    4. Throwing your Paddle

    Swimming with a paddle can be challenging. Some people turn to throwing their paddle into the eddy so they're able to aggressively swim into it. We discourage this act, especially if the line-up or eddy is crowded...nobody wants to get hit in the face with your paddle. Also, don't do this expecting other people to catch your paddle for you, even though they most likely will because lets face it river people are the nicest. Your gear is your own responsibility.




    1. Look out for Each Other

    On the river, we are a team, a collective. Always check to make sure your fellow surfer made it out of the river safely before hoping into the wave, especially if you're the only one in the line-up.

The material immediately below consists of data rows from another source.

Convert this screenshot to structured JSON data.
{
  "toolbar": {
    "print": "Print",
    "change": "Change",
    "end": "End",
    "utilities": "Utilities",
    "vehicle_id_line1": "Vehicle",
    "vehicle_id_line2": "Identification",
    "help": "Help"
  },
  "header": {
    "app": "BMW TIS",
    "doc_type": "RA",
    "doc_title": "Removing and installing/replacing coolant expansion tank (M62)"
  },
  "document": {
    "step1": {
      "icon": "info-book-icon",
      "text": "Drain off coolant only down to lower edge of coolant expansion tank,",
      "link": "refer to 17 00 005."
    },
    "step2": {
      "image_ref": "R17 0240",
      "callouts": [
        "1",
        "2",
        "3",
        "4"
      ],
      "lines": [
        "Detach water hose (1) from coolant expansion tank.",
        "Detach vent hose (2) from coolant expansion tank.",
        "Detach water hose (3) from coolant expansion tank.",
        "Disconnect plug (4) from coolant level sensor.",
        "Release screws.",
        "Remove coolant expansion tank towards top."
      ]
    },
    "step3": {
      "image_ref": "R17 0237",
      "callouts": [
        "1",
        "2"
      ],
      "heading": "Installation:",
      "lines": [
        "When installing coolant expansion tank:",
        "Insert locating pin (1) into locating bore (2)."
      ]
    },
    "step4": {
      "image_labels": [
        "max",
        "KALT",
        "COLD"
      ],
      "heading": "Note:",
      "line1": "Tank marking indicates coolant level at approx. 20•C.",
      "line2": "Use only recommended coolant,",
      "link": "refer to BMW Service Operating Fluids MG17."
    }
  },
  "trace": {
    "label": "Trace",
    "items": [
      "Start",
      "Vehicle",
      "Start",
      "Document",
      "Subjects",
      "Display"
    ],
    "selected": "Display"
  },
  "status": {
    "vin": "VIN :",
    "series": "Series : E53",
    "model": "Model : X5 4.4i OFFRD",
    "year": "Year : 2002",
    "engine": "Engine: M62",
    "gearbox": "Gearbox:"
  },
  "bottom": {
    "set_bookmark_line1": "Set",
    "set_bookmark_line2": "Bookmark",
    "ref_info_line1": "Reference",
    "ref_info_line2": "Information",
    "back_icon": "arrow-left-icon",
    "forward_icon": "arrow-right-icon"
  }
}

    2. Standing up in the River

    Standing up in the main current of the river can result in what is called a foot entrapment. A foot entrapment is when your feet become wedged between rocks and the unyielding current pushes you under water. If the water level is above your knees the possibility of this becoming a life threatening situation increases. Swim (keep your feet up) until you can touch the river bed with your hands while still keeping your head above water.

    3. Fall Flat

    River depth is constantly changing so it's important to always prepare for more shallow depths by falling flat. Falling flat will lessen your chances of hitting rocks and injuring yourself.

    4. Don't go Alone

    If this your first time to a wave don't go alone. There may be some hazards that aren't visible from the river bank. If there aren’t any other surfers there, wait until there is. Ask a local surfers if there are any hazards that you should be aware of, they will be happy to help.

    5. Educate

    Some people will show up not knowing anything about the river. And by no fault of their own, there isn't a lot of resources out there. If you see someone who isn't practicing river safety, kindly inform them. Some people will be so grateful you took the time to help them and others may not...but at least you tried.We hope you found this useful and informative. And if you have anything you'd like to add or feel like we missed please feel free to leave it in the comment section. Be friendly out there surfers, we're all in this for the same reasons, and everyone deserves to experience the joy of river surfing. - Brittany Parker